EXERCISE GOAL => This task calls for copying each line below that contains "title".

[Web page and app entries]
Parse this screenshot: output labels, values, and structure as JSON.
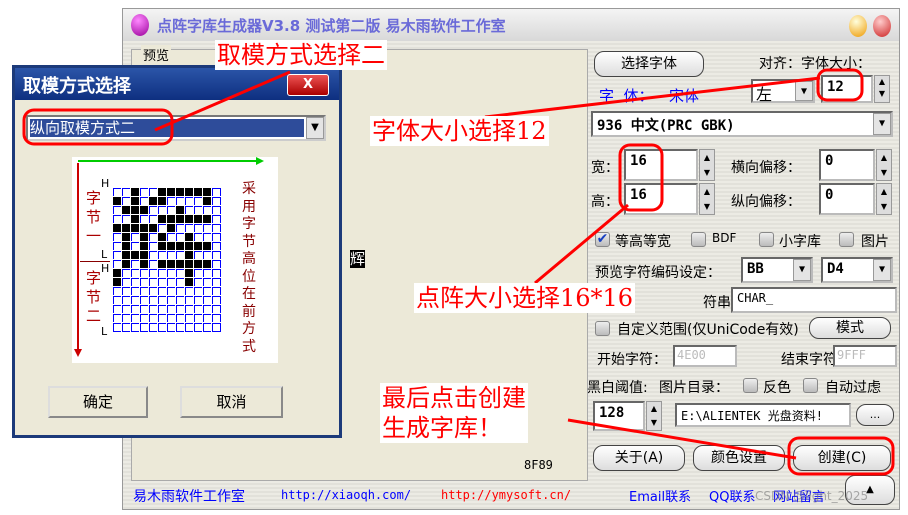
{
  "window": {
    "title": "点阵字库生成器V3.8 测试第二版 易木雨软件工作室"
  },
  "preview": {
    "label": "预览",
    "char": "辉",
    "code": "8F89"
  },
  "right": {
    "select_font": "选择字体",
    "align_size_label": "对齐：字体大小：",
    "font_label": "字  体：",
    "font_name": "宋体",
    "align_value": "左",
    "font_size": "12",
    "codepage": "936 中文(PRC GBK)",
    "width_label": "宽：",
    "width": "16",
    "height_label": "高：",
    "height": "16",
    "hoffset_label": "横向偏移：",
    "hoffset": "0",
    "voffset_label": "纵向偏移：",
    "voffset": "0",
    "equal_label": "等高等宽",
    "equal_checked": true,
    "bdf_label": "BDF",
    "small_label": "小字库",
    "image_label": "图片",
    "preview_code_label": "预览字符编码设定：",
    "code_hi": "BB",
    "code_lo": "D4",
    "string_label": "符串：",
    "string_value": "CHAR_",
    "custom_range_label": "自定义范围(仅UniCode有效)",
    "mode_button": "模式",
    "start_label": "开始字符：",
    "start_value": "4E00",
    "end_label": "结束字符：",
    "end_value": "9FFF",
    "threshold_label": "黑白阈值:",
    "imgdir_label": "图片目录：",
    "invert_label": "反色",
    "autofilter_label": "自动过虑",
    "threshold": "128",
    "path": "E:\\ALIENTEK 光盘资料!",
    "browse": "...",
    "about": "关于(A)",
    "color": "颜色设置",
    "create": "创建(C)"
  },
  "footer": {
    "studio": "易木雨软件工作室",
    "url1": "http://xiaoqh.com/",
    "url2": "http://ymysoft.cn/",
    "email": "Email联系",
    "qq": "QQ联系",
    "msg": "网站留言",
    "up": "▲",
    "watermark": "CSDN @light_2025"
  },
  "dialog": {
    "title": "取模方式选择",
    "close": "X",
    "mode": "纵向取模方式二",
    "byte1": "字节一",
    "byte2": "字节二",
    "h": "H",
    "l": "L",
    "note": "采用字节高位在前方式",
    "ok": "确定",
    "cancel": "取消",
    "bitmap": [
      "001001111110",
      "101011000010",
      "011100010000",
      "001001111110",
      "111110100000",
      "010101001000",
      "010101111110",
      "011100001000",
      "010101111110",
      "100000001000",
      "100000001000",
      "000000000000",
      "000000000000",
      "000000000000",
      "000000000000",
      "000000000000"
    ]
  },
  "annotations": {
    "a1": "取模方式选择二",
    "a2": "字体大小选择12",
    "a3": "点阵大小选择16*16",
    "a4_line1": "最后点击创建",
    "a4_line2": "生成字库！"
  },
  "colors": {
    "annotation": "#ff0000",
    "link_blue": "#0000ff",
    "link_red": "#ff0000"
  }
}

SOLUTION =>
    "title": "点阵字库生成器V3.8 测试第二版 易木雨软件工作室"
    "title": "取模方式选择",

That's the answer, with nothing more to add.